Ida Mae Jones has always wanted to fly. Ever since she was put behind the wheel (is it a wheel?) of her daddy’s Jenny and taught how, she knew that this was what she was born to do. Except, she’s an African American (yes, I am being politically correct here), and lives in the outskirts of New Orleans. Not only can she not get a pilot’s license because she’s a woman; she can’t get one because she’s the wrong color.
It’s only when her younger brother spies and article about the Army’s WASP program (that’s Women’s Airforce Service Pilots), and that there was a Chinese-American woman in it, that Ida gets an inkling of an idea. She forges her daddy’s pilot’s license, and since she’s light enough skinned to pass for white, she applies. And gets in.
The part in the program is what interested me the most about Smith’s book. I thought that while the conflict between black and white, and Ida’s internal conflict about lying about who she really is, was interesting (and probably worth some thought), I really liked Ida learning how to fly military planes. I liked the challenges posed by the program, the obstacles she had to surmount in order to succeed in a man’s world. It was not only historically interesting, but had a universal appeal: what woman hasn’t faced the “you can’t do it because you’re a girl” and fought her way to success in whatever that is?
It’s books like these that make one grateful for the pioneers, the women who were courageous enough to break the race, sex, or whatever barrier, and achieve their dreams.
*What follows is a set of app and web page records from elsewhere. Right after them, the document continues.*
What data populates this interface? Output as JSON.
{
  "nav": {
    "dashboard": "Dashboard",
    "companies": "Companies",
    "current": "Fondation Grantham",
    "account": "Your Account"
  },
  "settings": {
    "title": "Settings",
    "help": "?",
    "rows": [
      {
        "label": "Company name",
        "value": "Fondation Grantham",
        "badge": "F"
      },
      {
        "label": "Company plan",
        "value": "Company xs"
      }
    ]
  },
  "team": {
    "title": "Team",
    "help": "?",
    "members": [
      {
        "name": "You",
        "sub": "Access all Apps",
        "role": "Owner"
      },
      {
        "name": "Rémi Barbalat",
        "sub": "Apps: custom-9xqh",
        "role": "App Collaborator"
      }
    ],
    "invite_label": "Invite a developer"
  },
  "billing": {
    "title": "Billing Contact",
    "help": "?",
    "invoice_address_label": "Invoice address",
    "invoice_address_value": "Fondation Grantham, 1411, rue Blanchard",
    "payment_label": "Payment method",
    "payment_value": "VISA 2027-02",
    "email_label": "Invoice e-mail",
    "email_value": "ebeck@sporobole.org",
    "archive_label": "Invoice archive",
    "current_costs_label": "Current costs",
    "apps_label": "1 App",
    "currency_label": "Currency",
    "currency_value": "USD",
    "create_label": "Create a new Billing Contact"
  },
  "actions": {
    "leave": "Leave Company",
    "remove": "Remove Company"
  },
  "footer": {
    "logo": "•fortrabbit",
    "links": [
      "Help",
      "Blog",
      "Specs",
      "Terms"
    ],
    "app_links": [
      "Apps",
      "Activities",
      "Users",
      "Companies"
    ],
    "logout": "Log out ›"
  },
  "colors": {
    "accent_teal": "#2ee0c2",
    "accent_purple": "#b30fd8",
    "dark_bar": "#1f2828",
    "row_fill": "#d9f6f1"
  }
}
And it’s good to have a book like this to remind us of it. As well as being a cracking good story.